Beatrice, however, he gives us to understand, had reason to know the true state of the case; but he dissembles only too well, for his attentions to one of the ladies for whom he feigned affection becomes a topic of scandal. Beatrice, incensed, refuses him her salutation, or, in other words, declines further acquaintance with him. The poet is in despair. Her indignation lasts apparently for a considerable time, and during this period, it may with great probability be inferred, she married, – although Dante is silent throughout on this subject. How a reconciliation takes place we are not told; but we are left to infer that they were reconciled…” ~Theodore Martin, 1862
In La Vita Nuova, Dante relates how he writes poetry to another woman, and even moves to the city in which the other woman lives, all the while believing Beatrice understood it was just a fashionable ruse on his part, and that the poetry was written to her. Given that Dante himself admits the possibility later that she “wist not” that he was writing to her, it is not unreasonable to raise the possibility that if Beatrice truly loved Dante, she may have been privately devastated by these events. By the time he has publicly written poems to a second lady, meaning them for Beatrice, the ruse misfires, and Beatrice then no longer greets Dante in the lane. An alternative view is that at this point not only was she unable to interpret the repeated public attentions to other ladies, but also she was disappointed by his clumsiness in the resulting public “scandal.” Her decision then not to greet him shows a strictness with herself, and on her part a great inner strength and dignity which would not accept such apparent shabby behavior, even from one she loved.

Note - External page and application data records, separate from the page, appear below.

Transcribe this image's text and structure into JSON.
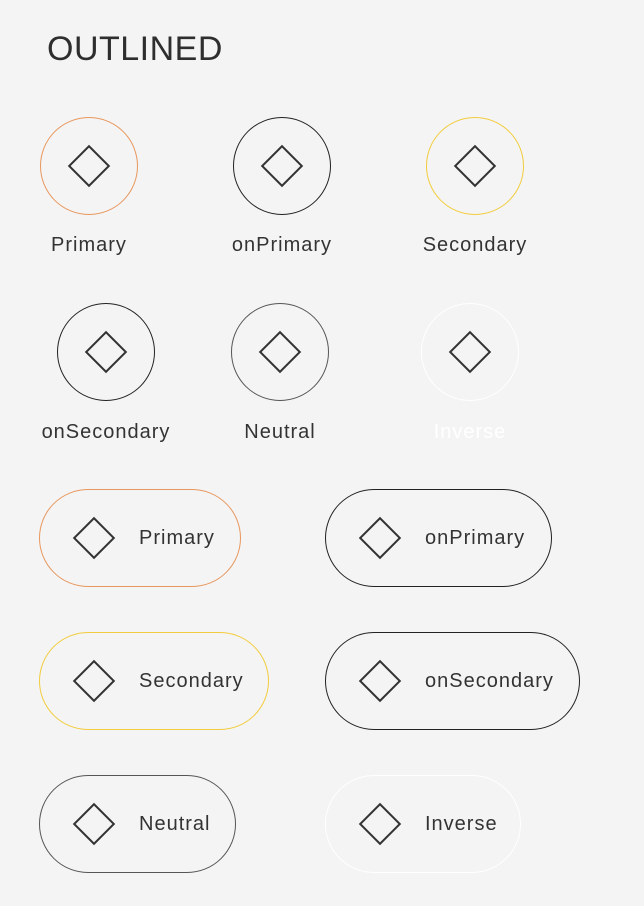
{
  "header": {
    "title": "OUTLINED"
  },
  "colors": {
    "primary": "#e8975e",
    "on_primary": "#222222",
    "secondary": "#f2cc3c",
    "on_secondary": "#222222",
    "neutral": "#555555",
    "inverse": "#ffffff",
    "text": "#333333",
    "diamond": "#333333"
  },
  "icon_buttons": [
    {
      "label": "Primary",
      "color_key": "primary",
      "icon": "diamond-icon"
    },
    {
      "label": "onPrimary",
      "color_key": "on_primary",
      "icon": "diamond-icon"
    },
    {
      "label": "Secondary",
      "color_key": "secondary",
      "icon": "diamond-icon"
    },
    {
      "label": "onSecondary",
      "color_key": "on_secondary",
      "icon": "diamond-icon"
    },
    {
      "label": "Neutral",
      "color_key": "neutral",
      "icon": "diamond-icon"
    },
    {
      "label": "Inverse",
      "color_key": "inverse",
      "icon": "diamond-icon"
    }
  ],
  "pill_buttons": [
    {
      "label": "Primary",
      "color_key": "primary",
      "icon": "diamond-icon"
    },
    {
      "label": "onPrimary",
      "color_key": "on_primary",
      "icon": "diamond-icon"
    },
    {
      "label": "Secondary",
      "color_key": "secondary",
      "icon": "diamond-icon"
    },
    {
      "label": "onSecondary",
      "color_key": "on_secondary",
      "icon": "diamond-icon"
    },
    {
      "label": "Neutral",
      "color_key": "neutral",
      "icon": "diamond-icon"
    },
    {
      "label": "Inverse",
      "color_key": "inverse",
      "icon": "diamond-icon"
    }
  ]
}
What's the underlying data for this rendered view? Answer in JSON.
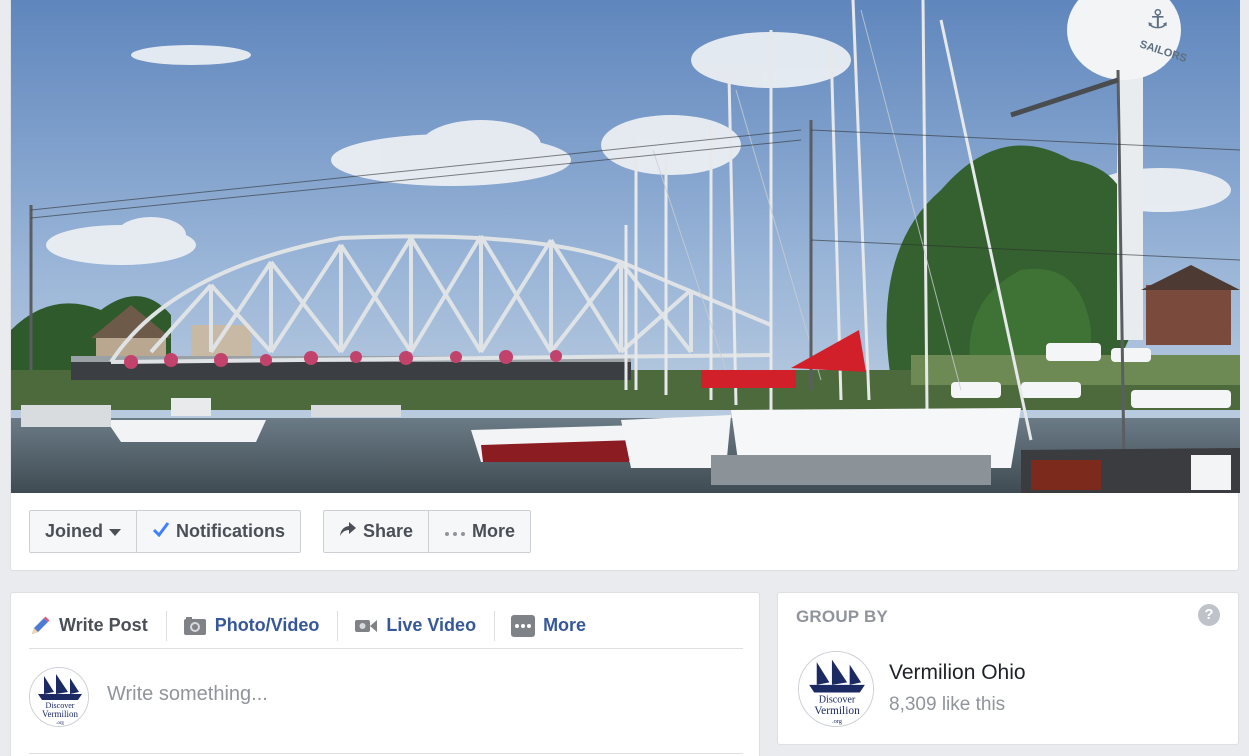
{
  "cover": {
    "image_alt": ""
  },
  "actions": {
    "joined_label": "Joined",
    "notifications_label": "Notifications",
    "share_label": "Share",
    "more_label": "More"
  },
  "composer": {
    "tabs": [
      {
        "label": "Write Post",
        "icon": "pencil-icon"
      },
      {
        "label": "Photo/Video",
        "icon": "camera-icon"
      },
      {
        "label": "Live Video",
        "icon": "video-camera-icon"
      },
      {
        "label": "More",
        "icon": "more-dots-icon"
      }
    ],
    "placeholder": "Write something..."
  },
  "group_by": {
    "title": "GROUP BY",
    "page_name": "Vermilion Ohio",
    "likes": "8,309 like this",
    "avatar_text": [
      "Discover",
      "Vermilion",
      ".org"
    ]
  },
  "watertower_text": "SAILORS",
  "colors": {
    "link": "#365899",
    "muted": "#90949c",
    "check": "#4080ff",
    "navy": "#1b2a63"
  }
}
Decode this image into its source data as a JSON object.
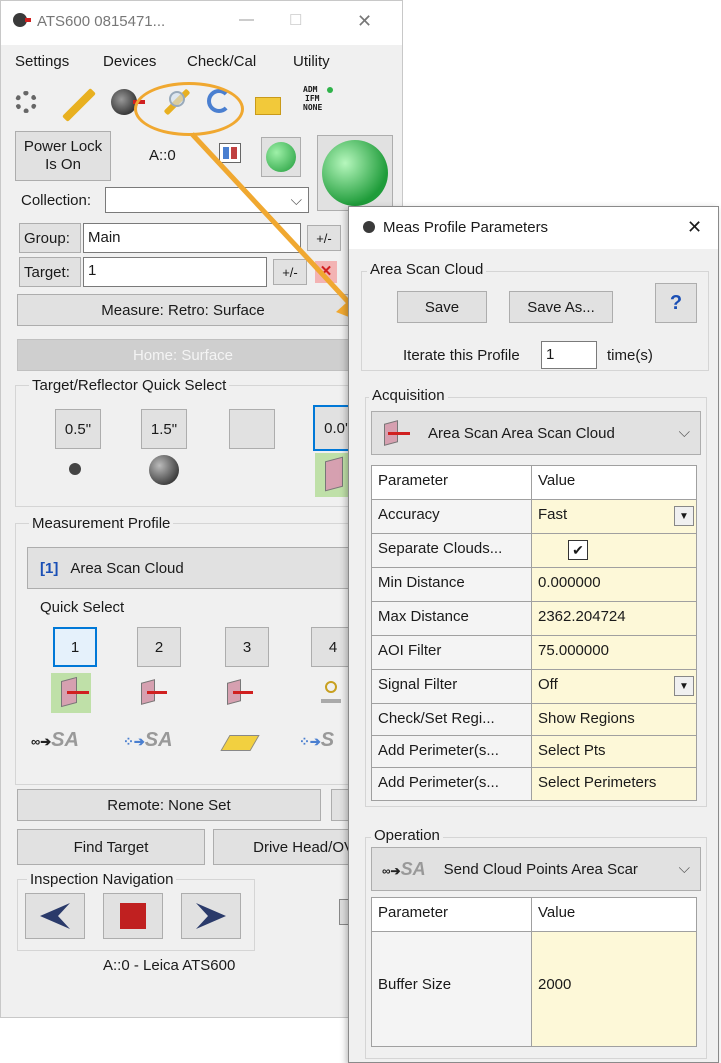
{
  "main": {
    "title": "ATS600 0815471...",
    "window_controls": {
      "minimize": "—",
      "maximize": "☐",
      "close": "✕"
    },
    "menu": [
      "Settings",
      "Devices",
      "Check/Cal",
      "Utility"
    ],
    "status_lines": [
      "ADM",
      "IFM",
      "NONE"
    ],
    "power_lock": [
      "Power Lock",
      "Is On"
    ],
    "station_label": "A::0",
    "collection_label": "Collection:",
    "collection_value": "",
    "group_label": "Group:",
    "group_value": "Main",
    "target_label": "Target:",
    "target_value": "1",
    "plusminus": "+/-",
    "measure_button": "Measure: Retro: Surface",
    "home_button": "Home: Surface",
    "quick_select_title": "Target/Reflector Quick Select",
    "target_buttons": [
      "0.5\"",
      "1.5\"",
      "",
      "0.0'"
    ],
    "profile_title": "Measurement Profile",
    "profile_index": "[1]",
    "profile_name": "Area Scan Cloud",
    "quick_select_label": "Quick Select",
    "quick_buttons": [
      "1",
      "2",
      "3",
      "4"
    ],
    "remote_button": "Remote: None Set",
    "find_target": "Find Target",
    "drive_head": "Drive Head/OV",
    "inspection_nav": "Inspection Navigation",
    "footer": "A::0 - Leica ATS600"
  },
  "dialog": {
    "title": "Meas Profile Parameters",
    "close": "✕",
    "section_title": "Area Scan Cloud",
    "save": "Save",
    "save_as": "Save As...",
    "help": "?",
    "iterate_label": "Iterate this Profile",
    "iterate_value": "1",
    "iterate_unit": "time(s)",
    "acquisition_label": "Acquisition",
    "acquisition_value": "Area Scan Area Scan Cloud",
    "param_header": "Parameter",
    "value_header": "Value",
    "params": [
      {
        "name": "Accuracy",
        "value": "Fast"
      },
      {
        "name": "Separate Clouds...",
        "value": "✔"
      },
      {
        "name": "Min Distance",
        "value": "0.000000"
      },
      {
        "name": "Max Distance",
        "value": "2362.204724"
      },
      {
        "name": "AOI Filter",
        "value": "75.000000"
      },
      {
        "name": "Signal Filter",
        "value": "Off"
      },
      {
        "name": "Check/Set Regi...",
        "value": "Show Regions"
      },
      {
        "name": "Add Perimeter(s...",
        "value": "Select Pts"
      },
      {
        "name": "Add Perimeter(s...",
        "value": "Select Perimeters"
      }
    ],
    "operation_label": "Operation",
    "operation_value": "Send Cloud Points Area Scar",
    "op_params": [
      {
        "name": "Buffer Size",
        "value": "2000"
      }
    ]
  },
  "colors": {
    "window_bg": "#f0f0f0",
    "value_cell": "#fdf8d8",
    "highlight": "#f0a830",
    "green_button": "#2fb34a",
    "selected_border": "#0078d7"
  }
}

Neither do I think it is unreasonable to observe that her father likely gave her in marriage to one of his business partners in banking, and that she did not have any choice but to obey her father in this marriage. Her fate then was to carry out the wishes of her father in an arranged marriage, a task which she seems to bravely meet. But when her father dies in December of 1289, her grief is so great, and she is so bereft, that it is remarked by her friends at the funeral that she would not live long. Dante becomes very ill, and experiences visions of her death. Then, some months after the death of her father, Beatrice Portinari passed away at the young age of 24.
The traditional site of her tomb is not ornate, but gives honor to her memory and her quiet strength with her maiden name. This rose marks the passing of a young medieval Florentine woman whose nobility was not merely outward, but inward as well.